The controversial amendment to the University Act (UG) passed the Science Committee of the National Council on Wednesday with the votes of the coalition parties. Due to the threatened rejection of the rules in the Federal Council, the planned entry tests for attending classroom courses and exams were removed from the actual amendment and resolved separately.
In front of the committee, around 30 people protested against the decision of the amendment on Heldenplatz. The initiative “Education is on fire” had called in advance to “make a lot of noise” – sirens and megaphones were used for this purpose, but they hardly exceeded the volume of the neighboring construction site.
Among other things, the amendment to the UG provides for the introduction of a minimum course achievement for new students of 16 ECTS points within the first four semesters from 2022/23 – previously even 16 ECTS per year or 24 ECTS in the first two years of study were planned. In addition, the chain contracts for university employees and responsibilities at the universities are partially reorganized.

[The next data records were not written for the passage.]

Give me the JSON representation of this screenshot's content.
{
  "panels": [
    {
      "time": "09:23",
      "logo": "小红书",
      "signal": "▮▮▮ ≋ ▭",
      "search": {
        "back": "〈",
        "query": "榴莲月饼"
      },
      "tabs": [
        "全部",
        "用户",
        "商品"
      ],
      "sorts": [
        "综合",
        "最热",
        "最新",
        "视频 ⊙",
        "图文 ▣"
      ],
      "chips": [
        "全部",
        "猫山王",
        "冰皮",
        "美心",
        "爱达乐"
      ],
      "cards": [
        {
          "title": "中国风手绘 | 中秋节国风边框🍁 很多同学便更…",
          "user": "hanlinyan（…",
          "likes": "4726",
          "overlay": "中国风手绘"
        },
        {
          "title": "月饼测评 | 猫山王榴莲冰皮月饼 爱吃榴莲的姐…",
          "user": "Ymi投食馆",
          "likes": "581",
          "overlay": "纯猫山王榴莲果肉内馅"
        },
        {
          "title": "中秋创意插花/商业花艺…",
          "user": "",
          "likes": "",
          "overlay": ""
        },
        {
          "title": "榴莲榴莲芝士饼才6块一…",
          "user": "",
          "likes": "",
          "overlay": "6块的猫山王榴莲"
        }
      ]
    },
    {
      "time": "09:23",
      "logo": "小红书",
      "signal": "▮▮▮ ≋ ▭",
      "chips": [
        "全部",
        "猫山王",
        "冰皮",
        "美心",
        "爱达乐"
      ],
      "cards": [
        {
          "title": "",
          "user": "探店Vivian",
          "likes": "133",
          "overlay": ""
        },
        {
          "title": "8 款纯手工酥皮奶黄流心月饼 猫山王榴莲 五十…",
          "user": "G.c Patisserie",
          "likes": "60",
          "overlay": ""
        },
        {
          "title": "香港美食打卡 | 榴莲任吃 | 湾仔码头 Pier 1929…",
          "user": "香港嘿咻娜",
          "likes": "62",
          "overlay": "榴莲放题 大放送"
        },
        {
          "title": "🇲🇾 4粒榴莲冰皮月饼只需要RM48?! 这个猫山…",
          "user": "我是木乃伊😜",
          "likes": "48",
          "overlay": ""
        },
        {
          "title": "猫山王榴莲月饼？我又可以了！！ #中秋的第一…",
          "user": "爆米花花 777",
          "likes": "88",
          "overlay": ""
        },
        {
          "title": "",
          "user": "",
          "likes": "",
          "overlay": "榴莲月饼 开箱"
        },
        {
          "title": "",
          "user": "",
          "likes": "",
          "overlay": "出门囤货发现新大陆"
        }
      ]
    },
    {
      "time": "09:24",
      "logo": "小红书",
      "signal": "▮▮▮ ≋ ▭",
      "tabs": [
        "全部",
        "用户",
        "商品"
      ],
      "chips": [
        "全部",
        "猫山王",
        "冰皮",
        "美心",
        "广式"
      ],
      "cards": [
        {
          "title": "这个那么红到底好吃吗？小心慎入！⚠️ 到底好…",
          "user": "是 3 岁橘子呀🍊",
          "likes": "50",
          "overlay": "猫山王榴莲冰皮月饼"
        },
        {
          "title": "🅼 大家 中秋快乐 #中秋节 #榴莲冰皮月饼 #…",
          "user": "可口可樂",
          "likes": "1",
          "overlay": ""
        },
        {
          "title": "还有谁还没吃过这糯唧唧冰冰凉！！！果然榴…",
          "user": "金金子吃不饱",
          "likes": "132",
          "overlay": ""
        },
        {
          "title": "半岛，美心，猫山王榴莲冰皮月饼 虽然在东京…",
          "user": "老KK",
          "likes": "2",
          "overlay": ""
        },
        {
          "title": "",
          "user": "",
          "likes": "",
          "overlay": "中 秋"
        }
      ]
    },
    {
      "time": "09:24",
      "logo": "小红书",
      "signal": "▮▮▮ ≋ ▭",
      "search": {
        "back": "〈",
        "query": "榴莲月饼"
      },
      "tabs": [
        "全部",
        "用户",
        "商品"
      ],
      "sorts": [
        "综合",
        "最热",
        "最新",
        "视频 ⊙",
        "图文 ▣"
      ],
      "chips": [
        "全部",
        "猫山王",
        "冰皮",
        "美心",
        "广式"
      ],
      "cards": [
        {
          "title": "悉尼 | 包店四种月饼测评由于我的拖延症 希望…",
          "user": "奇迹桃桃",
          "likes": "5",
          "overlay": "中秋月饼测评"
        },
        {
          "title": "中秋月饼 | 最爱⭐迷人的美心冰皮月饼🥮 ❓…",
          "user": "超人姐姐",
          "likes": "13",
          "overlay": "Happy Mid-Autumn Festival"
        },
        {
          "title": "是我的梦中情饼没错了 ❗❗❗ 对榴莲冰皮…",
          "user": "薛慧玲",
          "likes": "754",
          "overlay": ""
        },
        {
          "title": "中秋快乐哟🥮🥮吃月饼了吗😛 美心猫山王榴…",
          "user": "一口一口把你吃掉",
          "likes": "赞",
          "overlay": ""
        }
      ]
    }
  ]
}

Blockade in the Federal Council threatened
Originally, the amendment should also have given the rectorates the opportunity to request negative corona tests for participation in face-to-face courses and exams or admission procedures in the summer semester. However, since there was no prospect of approval from one of the opposition factions, this point was removed. Otherwise a blockade in the Federal Council would have threatened and the entry tests would have been delayed. Therefore, this point was anchored in a different place by means of its own application – only the FPÖ voted against it.
As in the run-up, opinions differed about the actual UG amendment. According to parliamentary correspondence, Education Minister Heinz Faßmann (ÖVP) spoke of a transparent, realistic and performance-related study law. This means that students are required to be more binding in their studies, but at the same time universities are encouraged to promote studyability. The science spokeswoman for the Greens, Eva Blimlinger, saw the novella as a good basis for further extensive reforms of university law.
Opposition misses “courage for real reforms”
The opposition was quite different: SPÖ science spokeswoman Andrea Kuntzl rejected the law in a broadcast and spoke of a further restriction on free university access. Her NEOS counterpart Martina Künsberg Sarre missed “the courage to undertake real reforms”. The introduction of the minimum academic achievement takes place without any evidence, in practice nothing would improve for the students. Committee chairman Martin Graf (FPÖ) thought a decision on the amendment was premature and instead wanted – unsuccessfully – a further discussion in a subcommittee.